Thomson has also been appointed music/marketing director at LIGHT, the new Las Vegas club venture created in collaboration with Cirque du Soleil. With Vegas bidding wars at a peak, Thomson’s influence helped secure an impressive cast of DJs to try something new. Her guiding philosophy? Think of the fans first, not the VIPs. “I have my own view on how electronic music will go, and I really believe that the General Admission is key to the survival of it,” she told Billboard. It’s a well-tuned instinct.
71-year-old casino magnate Steve Wynn may seem like an incongruous fit for a list of EDM’s power players.

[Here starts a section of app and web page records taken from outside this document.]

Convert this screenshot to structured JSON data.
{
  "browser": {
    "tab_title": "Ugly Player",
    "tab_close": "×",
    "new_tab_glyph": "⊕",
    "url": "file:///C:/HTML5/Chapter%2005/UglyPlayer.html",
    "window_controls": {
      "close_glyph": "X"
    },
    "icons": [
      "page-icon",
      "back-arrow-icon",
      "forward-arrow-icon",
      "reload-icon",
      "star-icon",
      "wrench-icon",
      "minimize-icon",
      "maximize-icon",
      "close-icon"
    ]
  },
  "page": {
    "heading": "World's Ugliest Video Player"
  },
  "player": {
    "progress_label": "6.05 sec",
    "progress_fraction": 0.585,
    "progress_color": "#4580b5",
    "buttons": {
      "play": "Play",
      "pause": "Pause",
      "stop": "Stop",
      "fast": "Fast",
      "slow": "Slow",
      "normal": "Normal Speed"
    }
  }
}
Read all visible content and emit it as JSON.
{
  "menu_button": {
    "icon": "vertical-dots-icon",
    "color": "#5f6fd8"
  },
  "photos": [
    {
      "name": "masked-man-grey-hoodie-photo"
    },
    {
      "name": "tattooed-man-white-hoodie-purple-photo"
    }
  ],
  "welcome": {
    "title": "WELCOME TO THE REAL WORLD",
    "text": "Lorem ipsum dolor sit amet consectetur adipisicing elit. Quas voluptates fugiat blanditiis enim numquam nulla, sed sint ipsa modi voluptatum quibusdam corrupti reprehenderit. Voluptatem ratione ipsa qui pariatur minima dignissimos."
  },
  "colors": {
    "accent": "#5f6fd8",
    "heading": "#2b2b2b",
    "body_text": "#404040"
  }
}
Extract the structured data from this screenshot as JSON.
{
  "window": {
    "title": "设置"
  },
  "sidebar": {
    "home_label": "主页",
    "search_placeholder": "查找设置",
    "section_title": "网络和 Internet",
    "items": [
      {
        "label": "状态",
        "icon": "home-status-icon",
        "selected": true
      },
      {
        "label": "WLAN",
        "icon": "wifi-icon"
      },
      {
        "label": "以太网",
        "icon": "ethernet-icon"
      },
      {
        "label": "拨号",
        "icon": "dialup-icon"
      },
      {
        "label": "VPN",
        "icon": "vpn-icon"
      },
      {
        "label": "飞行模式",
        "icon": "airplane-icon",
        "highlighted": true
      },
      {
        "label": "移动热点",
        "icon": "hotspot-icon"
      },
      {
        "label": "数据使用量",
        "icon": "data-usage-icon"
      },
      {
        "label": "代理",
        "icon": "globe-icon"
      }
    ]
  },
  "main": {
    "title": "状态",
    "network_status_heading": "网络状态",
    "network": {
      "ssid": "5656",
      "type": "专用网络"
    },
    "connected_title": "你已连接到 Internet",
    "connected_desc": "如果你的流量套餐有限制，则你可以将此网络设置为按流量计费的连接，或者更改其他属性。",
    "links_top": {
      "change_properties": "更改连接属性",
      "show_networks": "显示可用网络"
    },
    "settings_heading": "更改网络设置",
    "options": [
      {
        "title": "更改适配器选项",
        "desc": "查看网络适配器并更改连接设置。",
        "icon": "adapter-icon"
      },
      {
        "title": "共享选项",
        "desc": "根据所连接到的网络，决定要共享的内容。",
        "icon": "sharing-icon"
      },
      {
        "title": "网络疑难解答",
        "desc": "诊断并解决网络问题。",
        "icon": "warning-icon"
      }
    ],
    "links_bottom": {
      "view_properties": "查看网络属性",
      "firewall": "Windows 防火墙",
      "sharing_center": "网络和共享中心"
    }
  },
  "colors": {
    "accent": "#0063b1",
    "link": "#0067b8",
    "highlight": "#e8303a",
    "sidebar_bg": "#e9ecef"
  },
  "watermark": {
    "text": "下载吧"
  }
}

However, as one inthemix Power 50 player put it: “He’s the number-one talent buyer in the world.” Money to spend on DJs is not a problem for Wynn. Like Sillerman, he’s entered the equation as a businessman first. Credited with bringing high-gloss glamour back to The Strip in the 1990s, his lavish approach now extends to dancefloors and club VIP booths.
‘New Ibiza’ or not, Las Vegas is setting a new precedent for DJ pay-cheques. In a Rolling Stone cover feature on Deadmau5, Wynn hinted that the producer’s Vegas fee was “more than Sinatra at his peak”.
In 2013, Wynn Casino’s clubs – Encore Beach Club, Surrender, Tryst and XS – have signed up over 40 residents (or ‘exclusive partnerships’), from Eric Prydz and Loco Dice to David Guetta and Skrillex. It’s a unashamedly showy list from an all-in character. A crack team has been built to lead the clubs, led by powerful players Jesse Waits, managing partner of XS and Tryst, and Sean Christie, managing partner of Encore Beach Club and Surrender. In 2012, Wynn also announced an alliance with Ultra Music to release a series of EDM compilation albums and new releases. “Now we’re competing with casinos,” admitted ID&T’s Duncan Stutterheim at Amsterdam Dance Event. Wynn wouldn’t have it any other way.
Calvin Harris and Deadmau5: it’s a double-bill that announces a formidable artist management company. Add to that mix the ear of music mogul Jay-Z, and you have a powerful alliance. Three Six Zero Group directors Mark Gillespie and Dean Wilson have made decisive moves in the company’s run, and those plays have paid off. In 2007 when he came on as Three Six Zero’s first client, Calvin Harris was an electro-house hopeful with a debut album, I Created Disco, and a few support slots. Now he’s an A-list gun-for-hire with a direct line to the likes of Rihanna. The pairing of DJ and pop superstar on We Found Love went stratospheric, and Harris is poised to keep the hits coming.
Over the years, the company’s roster has upsized to include producers like Fred Falke, Nero and Feed Me, as well as the labels of EDM powerhouses Sebastian Ingrosso and Chris Lake. Crucially, July 2010 saw Three Six Zero ink a partnership with Jay Z’s Roc Nation, who simply offered this endorsement of the operation: “They have their finger on the pulse of the future of the music industry.” The alliance bolsters the fortunes of both companies, opening up the potential for musical pairings and wider marketing.